Conditions have not changed for Latinos much since I was a child — except in a de jure sense. In reality recent immigrants are still suffering through many abuses. The economic situation is in acute crisis. Many former gains have been lost. There’s a need for new struggles, but on a new basis. I think it’s extremely critical for Latinos to learn, educate and challenge the system at all its levels. My doing so in culture, at the level of literature is quite an achievement, especially given where I started, but it took so much learning and maneuvering to do so. Latino children are just not being taught. Technology is at a very high level, but few Latino workers or people of color are being taught at these levels. Technology promises plenty for all. It promises the end of scarcity, which is the basis for the inequities in this world. But it’s held in the hands of a few highly trained and powerful people. Without technological knowledge, without this power, we cannot make the technology work for us. Latinos also have the ability to communicate in two languages. This is dangerous I believe. That’s why Latino youth, despite this advantage, suffer from not being good in any language — Spanish or English. We have to master both. This also ties us to the greater changes and struggles throughout the hemisphere. We are a vital link to this. We need to turn this fact in our favor. I see Chicago becoming a major center of Latino literary expression for some time. I see it growing. It is drawing so many people here. We are already considered a political power bloc. Our ties are also extensive — to Mexico, to Texas, to Puerto Rico, to New York... we are truly a center.

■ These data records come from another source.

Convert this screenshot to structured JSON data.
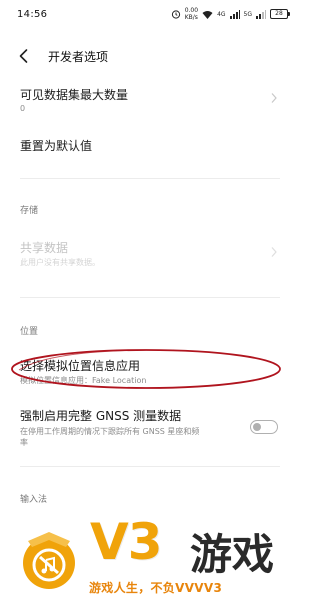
{
  "status_bar": {
    "time": "14:56",
    "speed_value": "0.00",
    "speed_unit": "KB/s",
    "net_type": "4G",
    "net_type2": "5G",
    "battery": "28"
  },
  "header": {
    "title": "开发者选项"
  },
  "rows": {
    "max_datasets": {
      "title": "可见数据集最大数量",
      "value": "0"
    },
    "reset_defaults": {
      "title": "重置为默认值"
    },
    "shared_data": {
      "title": "共享数据",
      "subtitle": "此用户没有共享数据。"
    },
    "mock_location": {
      "title": "选择模拟位置信息应用",
      "subtitle": "模拟位置信息应用：Fake Location"
    },
    "gnss": {
      "title": "强制启用完整 GNSS 测量数据",
      "subtitle_line1": "在停用工作周期的情况下跟踪所有 GNSS 星座和频",
      "subtitle_line2": "率",
      "enabled": false
    }
  },
  "sections": {
    "storage": "存储",
    "location": "位置",
    "input_method": "输入法"
  },
  "watermark": {
    "brand": "V3",
    "brand_cn": "游戏",
    "tagline": "游戏人生，不负VVVV3"
  },
  "colors": {
    "annotation": "#b0141e",
    "watermark_orange": "#f0a30a"
  }
}
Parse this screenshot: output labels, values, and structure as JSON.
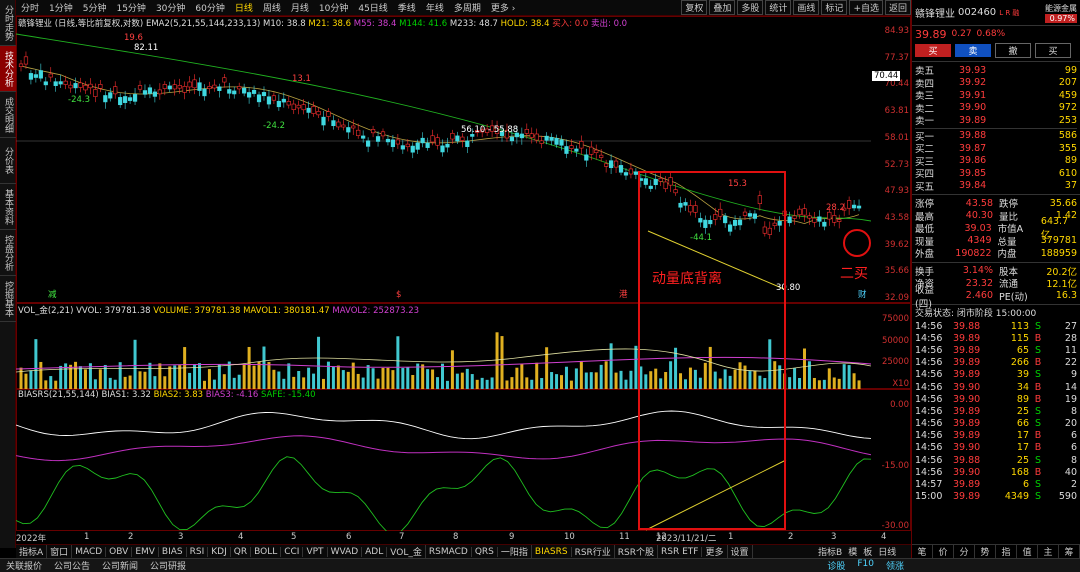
{
  "side_tabs": [
    "分时走势",
    "技术分析",
    "成交明细",
    "分价表",
    "基本资料",
    "控盘分析",
    "挖掘基本"
  ],
  "period_tabs": [
    "分时",
    "1分钟",
    "5分钟",
    "15分钟",
    "30分钟",
    "60分钟",
    "日线",
    "周线",
    "月线",
    "10分钟",
    "45日线",
    "季线",
    "年线",
    "多周期",
    "更多 ›"
  ],
  "active_period": "日线",
  "top_buttons": [
    "复权",
    "叠加",
    "多股",
    "统计",
    "画线",
    "标记",
    "+自选",
    "返回"
  ],
  "stock_title": "赣锋锂业 (日线,等比前复权,对数)",
  "ema_legend": {
    "name": "EMA2(5,21,55,144,233,13)",
    "m10": "M10: 38.8",
    "m21": "M21: 38.6",
    "m55": "M55: 38.4",
    "m144": "M144: 41.6",
    "m233": "M233: 48.7",
    "hold": "HOLD: 38.4",
    "buy": "买入: 0.0",
    "sell": "卖出: 0.0"
  },
  "price_axis": [
    "84.93",
    "77.37",
    "70.44",
    "63.81",
    "58.01",
    "52.73",
    "47.93",
    "43.58",
    "39.62",
    "35.66",
    "32.09"
  ],
  "price_labels": {
    "p1": "19.6",
    "p2": "82.11",
    "p3": "13.1",
    "p4": "-24.3",
    "p5": "-24.2",
    "p6": "56.10 - 55.88",
    "p7": "15.3",
    "p8": "-44.1",
    "p9": "28.2",
    "p10": "30.80",
    "p11": "70.44"
  },
  "annotations": {
    "divergence": "动量底背离",
    "buy2": "二买"
  },
  "markers": [
    "减",
    "$",
    "港",
    "财"
  ],
  "vol_legend": {
    "name": "VOL_金(2,21)",
    "vvol": "VVOL: 379781.38",
    "volume": "VOLUME: 379781.38",
    "mavol1": "MAVOL1: 380181.47",
    "mavol2": "MAVOL2: 252873.23"
  },
  "vol_axis": [
    "75000",
    "50000",
    "25000",
    "X10"
  ],
  "bias_legend": {
    "name": "BIASRS(21,55,144)",
    "b1": "BIAS1: 3.32",
    "b2": "BIAS2: 3.83",
    "b3": "BIAS3: -4.16",
    "safe": "SAFE: -15.40"
  },
  "bias_axis": [
    "0.00",
    "-15.00",
    "-30.00"
  ],
  "date_axis": [
    "2022年",
    "1",
    "2",
    "3",
    "4",
    "5",
    "6",
    "7",
    "8",
    "9",
    "10",
    "11",
    "12",
    "2023/11/21/二",
    "1",
    "2",
    "3",
    "4"
  ],
  "bottom_tabs": [
    "指标A",
    "窗口",
    "MACD",
    "OBV",
    "EMV",
    "BIAS",
    "RSI",
    "KDJ",
    "QR",
    "BOLL",
    "CCI",
    "VPT",
    "WVAD",
    "ADL",
    "VOL_金",
    "RSMACD",
    "QRS",
    "一阳指",
    "BIASRS",
    "RSR行业",
    "RSR个股",
    "RSR ETF",
    "更多",
    "设置"
  ],
  "active_bottom": "BIASRS",
  "bottom_right": [
    "指标B",
    "模",
    "板",
    "日线"
  ],
  "status_items": [
    "关联报价",
    "公司公告",
    "公司新闻",
    "公司研报"
  ],
  "status_right": [
    "诊股",
    "F10",
    "领涨"
  ],
  "right": {
    "name": "赣锋锂业",
    "code": "002460",
    "tag": "L R 融",
    "sector": "能源金属",
    "sector_pct": "0.97%",
    "price": "39.89",
    "change": "0.27",
    "pct": "0.68%",
    "buttons": [
      "买",
      "卖",
      "撤",
      "买"
    ],
    "asks": [
      [
        "卖五",
        "39.93",
        "99"
      ],
      [
        "卖四",
        "39.92",
        "207"
      ],
      [
        "卖三",
        "39.91",
        "459"
      ],
      [
        "卖二",
        "39.90",
        "972"
      ],
      [
        "卖一",
        "39.89",
        "253"
      ]
    ],
    "bids": [
      [
        "买一",
        "39.88",
        "586"
      ],
      [
        "买二",
        "39.87",
        "355"
      ],
      [
        "买三",
        "39.86",
        "89"
      ],
      [
        "买四",
        "39.85",
        "610"
      ],
      [
        "买五",
        "39.84",
        "37"
      ]
    ],
    "stats": [
      [
        "涨停",
        "43.58",
        "跌停",
        "35.66"
      ],
      [
        "最高",
        "40.30",
        "量比",
        "1.42"
      ],
      [
        "最低",
        "39.03",
        "市值A",
        "643.7亿"
      ],
      [
        "现量",
        "4349",
        "总量",
        "379781"
      ],
      [
        "外盘",
        "190822",
        "内盘",
        "188959"
      ]
    ],
    "stats2": [
      [
        "换手",
        "3.14%",
        "股本",
        "20.2亿"
      ],
      [
        "净资",
        "23.32",
        "流通",
        "12.1亿"
      ],
      [
        "收益(四)",
        "2.460",
        "PE(动)",
        "16.3"
      ]
    ],
    "trade_status": "交易状态: 闭市阶段 15:00:00",
    "ticks": [
      [
        "14:56",
        "39.88",
        "113",
        "S",
        "27"
      ],
      [
        "14:56",
        "39.89",
        "115",
        "B",
        "28"
      ],
      [
        "14:56",
        "39.89",
        "65",
        "S",
        "11"
      ],
      [
        "14:56",
        "39.89",
        "266",
        "B",
        "22"
      ],
      [
        "14:56",
        "39.89",
        "39",
        "S",
        "9"
      ],
      [
        "14:56",
        "39.90",
        "34",
        "B",
        "14"
      ],
      [
        "14:56",
        "39.90",
        "89",
        "B",
        "19"
      ],
      [
        "14:56",
        "39.89",
        "25",
        "S",
        "8"
      ],
      [
        "14:56",
        "39.89",
        "66",
        "S",
        "20"
      ],
      [
        "14:56",
        "39.89",
        "17",
        "B",
        "6"
      ],
      [
        "14:56",
        "39.90",
        "17",
        "B",
        "6"
      ],
      [
        "14:56",
        "39.88",
        "25",
        "S",
        "8"
      ],
      [
        "14:56",
        "39.90",
        "168",
        "B",
        "40"
      ],
      [
        "14:57",
        "39.89",
        "6",
        "S",
        "2"
      ],
      [
        "15:00",
        "39.89",
        "4349",
        "S",
        "590"
      ]
    ],
    "footer_tabs": [
      "笔",
      "价",
      "分",
      "势",
      "指",
      "值",
      "主",
      "筹"
    ]
  }
}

Sometimes we don’t see it this way. We sometimes act like “second-city” parochials. But our vision is longer and greater. Again the key is development, learning, craft and mastery — the hardest part. My work can’t help but be linked to this. I feel proud to have my roots in L.A., and my current ties to Chicago. I feel part of something big. I want my writing to help shape and form the future developments of Latino literature; I carry the weight of this not as a burden, but as a responsibility.